The answer must consist of every line below that holds the word "label".

[Data for this task]
<<<<

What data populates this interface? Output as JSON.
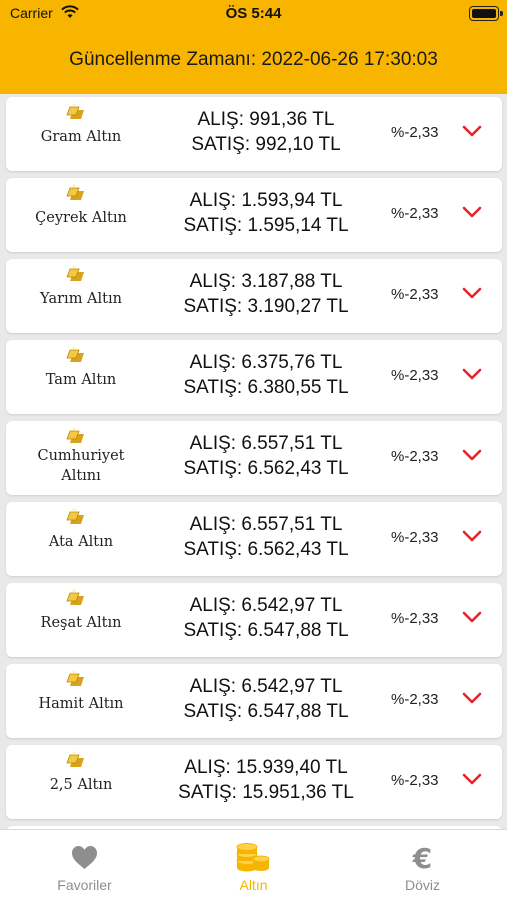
{
  "status_bar": {
    "carrier": "Carrier",
    "time": "ÖS 5:44"
  },
  "header": {
    "update_time": "Güncellenme Zamanı: 2022-06-26 17:30:03"
  },
  "colors": {
    "accent": "#f7b500",
    "down_arrow": "#e8232a",
    "tab_active": "#f7b500",
    "tab_inactive": "#8e8e8e"
  },
  "items": [
    {
      "name": "Gram Altın",
      "buy": "ALIŞ: 991,36 TL",
      "sell": "SATIŞ: 992,10 TL",
      "change": "%-2,33",
      "trend_icon": "chevron-down-icon"
    },
    {
      "name": "Çeyrek Altın",
      "buy": "ALIŞ: 1.593,94 TL",
      "sell": "SATIŞ: 1.595,14 TL",
      "change": "%-2,33",
      "trend_icon": "chevron-down-icon"
    },
    {
      "name": "Yarım Altın",
      "buy": "ALIŞ: 3.187,88 TL",
      "sell": "SATIŞ: 3.190,27 TL",
      "change": "%-2,33",
      "trend_icon": "chevron-down-icon"
    },
    {
      "name": "Tam Altın",
      "buy": "ALIŞ: 6.375,76 TL",
      "sell": "SATIŞ: 6.380,55 TL",
      "change": "%-2,33",
      "trend_icon": "chevron-down-icon"
    },
    {
      "name": "Cumhuriyet Altını",
      "buy": "ALIŞ: 6.557,51 TL",
      "sell": "SATIŞ: 6.562,43 TL",
      "change": "%-2,33",
      "trend_icon": "chevron-down-icon"
    },
    {
      "name": "Ata Altın",
      "buy": "ALIŞ: 6.557,51 TL",
      "sell": "SATIŞ: 6.562,43 TL",
      "change": "%-2,33",
      "trend_icon": "chevron-down-icon"
    },
    {
      "name": "Reşat Altın",
      "buy": "ALIŞ: 6.542,97 TL",
      "sell": "SATIŞ: 6.547,88 TL",
      "change": "%-2,33",
      "trend_icon": "chevron-down-icon"
    },
    {
      "name": "Hamit Altın",
      "buy": "ALIŞ: 6.542,97 TL",
      "sell": "SATIŞ: 6.547,88 TL",
      "change": "%-2,33",
      "trend_icon": "chevron-down-icon"
    },
    {
      "name": "2,5 Altın",
      "buy": "ALIŞ: 15.939,40 TL",
      "sell": "SATIŞ: 15.951,36 TL",
      "change": "%-2,33",
      "trend_icon": "chevron-down-icon"
    }
  ],
  "tabs": [
    {
      "label": "Favoriler",
      "icon": "heart-icon",
      "active": false
    },
    {
      "label": "Altın",
      "icon": "coins-icon",
      "active": true
    },
    {
      "label": "Döviz",
      "icon": "euro-icon",
      "active": false
    }
  ]
}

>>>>

[Solution]
      "label": "Favoriler",
      "label": "Altın",
      "label": "Döviz",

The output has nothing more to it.